Dataset excerpts:
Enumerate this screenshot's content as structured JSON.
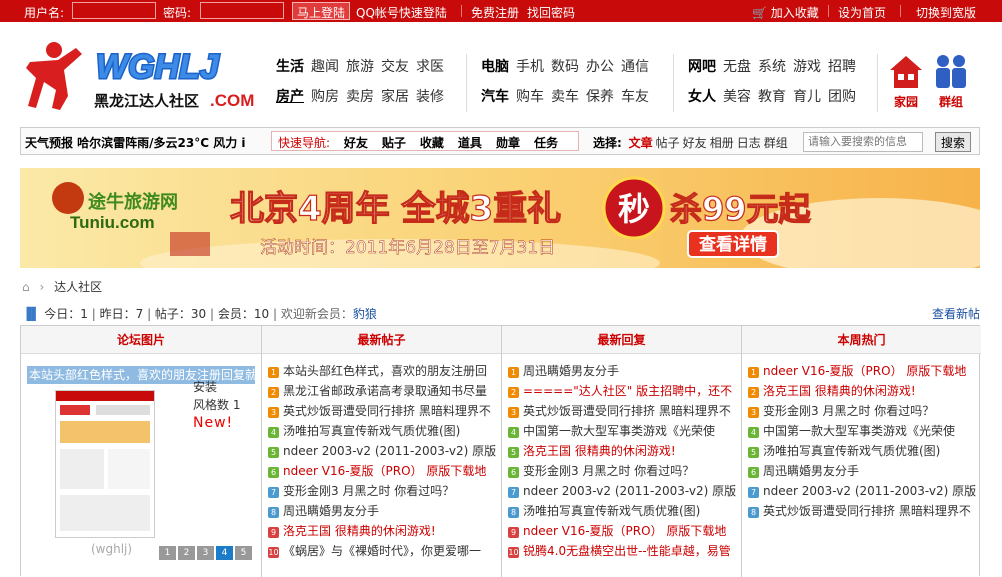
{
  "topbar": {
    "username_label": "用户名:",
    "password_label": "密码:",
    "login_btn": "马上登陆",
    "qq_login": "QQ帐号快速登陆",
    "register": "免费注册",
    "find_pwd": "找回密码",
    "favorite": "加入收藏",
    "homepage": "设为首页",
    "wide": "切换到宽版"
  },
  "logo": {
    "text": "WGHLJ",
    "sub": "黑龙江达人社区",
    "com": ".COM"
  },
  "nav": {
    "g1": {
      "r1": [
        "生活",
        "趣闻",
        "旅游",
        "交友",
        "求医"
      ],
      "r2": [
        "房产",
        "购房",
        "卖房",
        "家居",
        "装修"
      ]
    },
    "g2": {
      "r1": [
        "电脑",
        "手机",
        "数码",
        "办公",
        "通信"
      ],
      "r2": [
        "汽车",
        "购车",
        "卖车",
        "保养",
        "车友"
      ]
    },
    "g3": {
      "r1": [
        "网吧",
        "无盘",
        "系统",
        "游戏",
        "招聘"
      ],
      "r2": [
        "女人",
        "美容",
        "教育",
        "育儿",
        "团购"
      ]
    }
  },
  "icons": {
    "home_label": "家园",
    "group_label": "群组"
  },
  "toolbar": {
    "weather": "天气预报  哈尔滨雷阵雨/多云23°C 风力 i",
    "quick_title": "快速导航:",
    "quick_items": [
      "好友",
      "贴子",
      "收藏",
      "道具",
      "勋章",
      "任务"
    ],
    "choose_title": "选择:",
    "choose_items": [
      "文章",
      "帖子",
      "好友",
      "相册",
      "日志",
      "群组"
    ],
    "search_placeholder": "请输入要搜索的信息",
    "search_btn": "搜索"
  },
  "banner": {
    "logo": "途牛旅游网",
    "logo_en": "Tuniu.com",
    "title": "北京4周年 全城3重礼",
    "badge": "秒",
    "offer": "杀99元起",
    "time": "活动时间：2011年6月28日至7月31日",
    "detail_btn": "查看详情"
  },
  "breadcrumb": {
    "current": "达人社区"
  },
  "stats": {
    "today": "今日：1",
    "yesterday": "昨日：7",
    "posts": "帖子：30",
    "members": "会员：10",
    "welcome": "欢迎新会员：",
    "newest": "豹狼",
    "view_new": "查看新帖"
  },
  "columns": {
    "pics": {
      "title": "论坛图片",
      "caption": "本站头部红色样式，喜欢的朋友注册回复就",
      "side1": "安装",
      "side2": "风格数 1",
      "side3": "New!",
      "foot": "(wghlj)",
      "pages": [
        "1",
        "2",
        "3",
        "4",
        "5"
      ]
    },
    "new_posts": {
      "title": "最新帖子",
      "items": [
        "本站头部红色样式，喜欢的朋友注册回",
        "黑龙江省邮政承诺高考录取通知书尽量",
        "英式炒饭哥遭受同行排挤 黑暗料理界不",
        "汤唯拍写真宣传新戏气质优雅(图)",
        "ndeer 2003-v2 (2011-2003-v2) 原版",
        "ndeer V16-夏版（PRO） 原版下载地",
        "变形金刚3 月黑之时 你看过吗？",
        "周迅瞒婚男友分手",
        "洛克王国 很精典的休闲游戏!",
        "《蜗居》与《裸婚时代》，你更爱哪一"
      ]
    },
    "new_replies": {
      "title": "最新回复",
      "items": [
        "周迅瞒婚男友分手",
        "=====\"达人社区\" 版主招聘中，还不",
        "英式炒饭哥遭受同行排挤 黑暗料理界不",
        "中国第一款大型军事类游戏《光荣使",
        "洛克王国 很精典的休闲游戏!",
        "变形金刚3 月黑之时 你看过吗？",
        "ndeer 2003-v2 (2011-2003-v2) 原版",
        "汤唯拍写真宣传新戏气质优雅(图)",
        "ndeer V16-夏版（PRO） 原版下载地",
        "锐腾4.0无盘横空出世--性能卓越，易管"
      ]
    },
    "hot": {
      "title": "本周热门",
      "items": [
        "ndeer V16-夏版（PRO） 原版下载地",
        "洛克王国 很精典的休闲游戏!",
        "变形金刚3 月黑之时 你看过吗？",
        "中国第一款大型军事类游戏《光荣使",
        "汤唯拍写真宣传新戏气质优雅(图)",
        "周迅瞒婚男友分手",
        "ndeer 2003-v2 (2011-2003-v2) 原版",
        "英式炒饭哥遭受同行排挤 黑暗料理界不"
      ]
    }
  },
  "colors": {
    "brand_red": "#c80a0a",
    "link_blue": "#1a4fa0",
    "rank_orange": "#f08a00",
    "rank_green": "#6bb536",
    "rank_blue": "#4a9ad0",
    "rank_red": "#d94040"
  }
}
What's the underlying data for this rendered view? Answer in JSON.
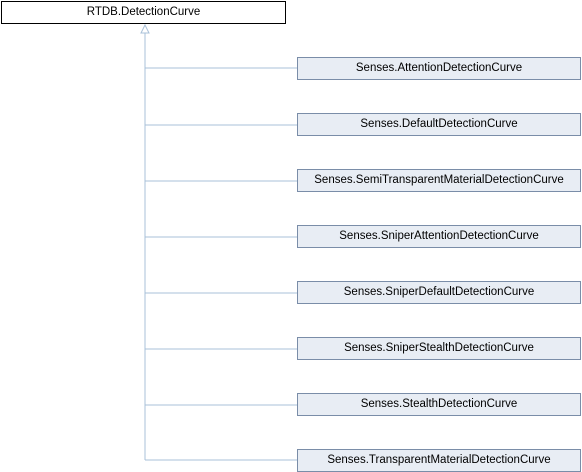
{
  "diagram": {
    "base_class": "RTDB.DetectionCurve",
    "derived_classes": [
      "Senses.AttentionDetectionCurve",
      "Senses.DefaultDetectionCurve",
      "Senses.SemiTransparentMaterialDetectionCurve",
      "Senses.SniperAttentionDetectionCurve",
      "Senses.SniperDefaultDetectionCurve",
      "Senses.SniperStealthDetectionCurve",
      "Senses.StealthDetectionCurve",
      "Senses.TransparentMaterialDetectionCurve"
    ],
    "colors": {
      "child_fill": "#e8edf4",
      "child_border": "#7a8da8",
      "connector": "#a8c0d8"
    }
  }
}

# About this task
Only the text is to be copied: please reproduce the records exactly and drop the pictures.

# Solution to this problem
Enumerate this screenshot's content as structured JSON.
{
  "topbar": {
    "username_label": "用户名:",
    "password_label": "密码:",
    "login_btn": "马上登陆",
    "qq_login": "QQ帐号快速登陆",
    "register": "免费注册",
    "find_pwd": "找回密码",
    "favorite": "加入收藏",
    "homepage": "设为首页",
    "wide": "切换到宽版"
  },
  "logo": {
    "text": "WGHLJ",
    "sub": "黑龙江达人社区",
    "com": ".COM"
  },
  "nav": {
    "g1": {
      "r1": [
        "生活",
        "趣闻",
        "旅游",
        "交友",
        "求医"
      ],
      "r2": [
        "房产",
        "购房",
        "卖房",
        "家居",
        "装修"
      ]
    },
    "g2": {
      "r1": [
        "电脑",
        "手机",
        "数码",
        "办公",
        "通信"
      ],
      "r2": [
        "汽车",
        "购车",
        "卖车",
        "保养",
        "车友"
      ]
    },
    "g3": {
      "r1": [
        "网吧",
        "无盘",
        "系统",
        "游戏",
        "招聘"
      ],
      "r2": [
        "女人",
        "美容",
        "教育",
        "育儿",
        "团购"
      ]
    }
  },
  "icons": {
    "home_label": "家园",
    "group_label": "群组"
  },
  "toolbar": {
    "weather": "天气预报  哈尔滨雷阵雨/多云23°C 风力 i",
    "quick_title": "快速导航:",
    "quick_items": [
      "好友",
      "贴子",
      "收藏",
      "道具",
      "勋章",
      "任务"
    ],
    "choose_title": "选择:",
    "choose_items": [
      "文章",
      "帖子",
      "好友",
      "相册",
      "日志",
      "群组"
    ],
    "search_placeholder": "请输入要搜索的信息",
    "search_btn": "搜索"
  },
  "banner": {
    "logo": "途牛旅游网",
    "logo_en": "Tuniu.com",
    "title": "北京4周年 全城3重礼",
    "badge": "秒",
    "offer": "杀99元起",
    "time": "活动时间：2011年6月28日至7月31日",
    "detail_btn": "查看详情"
  },
  "breadcrumb": {
    "current": "达人社区"
  },
  "stats": {
    "today": "今日：1",
    "yesterday": "昨日：7",
    "posts": "帖子：30",
    "members": "会员：10",
    "welcome": "欢迎新会员：",
    "newest": "豹狼",
    "view_new": "查看新帖"
  },
  "columns": {
    "pics": {
      "title": "论坛图片",
      "caption": "本站头部红色样式，喜欢的朋友注册回复就",
      "side1": "安装",
      "side2": "风格数 1",
      "side3": "New!",
      "foot": "(wghlj)",
      "pages": [
        "1",
        "2",
        "3",
        "4",
        "5"
      ]
    },
    "new_posts": {
      "title": "最新帖子",
      "items": [
        "本站头部红色样式，喜欢的朋友注册回",
        "黑龙江省邮政承诺高考录取通知书尽量",
        "英式炒饭哥遭受同行排挤 黑暗料理界不",
        "汤唯拍写真宣传新戏气质优雅(图)",
        "ndeer 2003-v2 (2011-2003-v2) 原版",
        "ndeer V16-夏版（PRO） 原版下载地",
        "变形金刚3 月黑之时 你看过吗？",
        "周迅瞒婚男友分手",
        "洛克王国 很精典的休闲游戏!",
        "《蜗居》与《裸婚时代》，你更爱哪一"
      ]
    },
    "new_replies": {
      "title": "最新回复",
      "items": [
        "周迅瞒婚男友分手",
        "=====\"达人社区\" 版主招聘中，还不",
        "英式炒饭哥遭受同行排挤 黑暗料理界不",
        "中国第一款大型军事类游戏《光荣使",
        "洛克王国 很精典的休闲游戏!",
        "变形金刚3 月黑之时 你看过吗？",
        "ndeer 2003-v2 (2011-2003-v2) 原版",
        "汤唯拍写真宣传新戏气质优雅(图)",
        "ndeer V16-夏版（PRO） 原版下载地",
        "锐腾4.0无盘横空出世--性能卓越，易管"
      ]
    },
    "hot": {
      "title": "本周热门",
      "items": [
        "ndeer V16-夏版（PRO） 原版下载地",
        "洛克王国 很精典的休闲游戏!",
        "变形金刚3 月黑之时 你看过吗？",
        "中国第一款大型军事类游戏《光荣使",
        "汤唯拍写真宣传新戏气质优雅(图)",
        "周迅瞒婚男友分手",
        "ndeer 2003-v2 (2011-2003-v2) 原版",
        "英式炒饭哥遭受同行排挤 黑暗料理界不"
      ]
    }
  },
  "colors": {
    "brand_red": "#c80a0a",
    "link_blue": "#1a4fa0",
    "rank_orange": "#f08a00",
    "rank_green": "#6bb536",
    "rank_blue": "#4a9ad0",
    "rank_red": "#d94040"
  }
}
What's the underlying data for this rendered view? Answer in JSON.
{
  "diagram": {
    "base_class": "RTDB.DetectionCurve",
    "derived_classes": [
      "Senses.AttentionDetectionCurve",
      "Senses.DefaultDetectionCurve",
      "Senses.SemiTransparentMaterialDetectionCurve",
      "Senses.SniperAttentionDetectionCurve",
      "Senses.SniperDefaultDetectionCurve",
      "Senses.SniperStealthDetectionCurve",
      "Senses.StealthDetectionCurve",
      "Senses.TransparentMaterialDetectionCurve"
    ],
    "colors": {
      "child_fill": "#e8edf4",
      "child_border": "#7a8da8",
      "connector": "#a8c0d8"
    }
  }
}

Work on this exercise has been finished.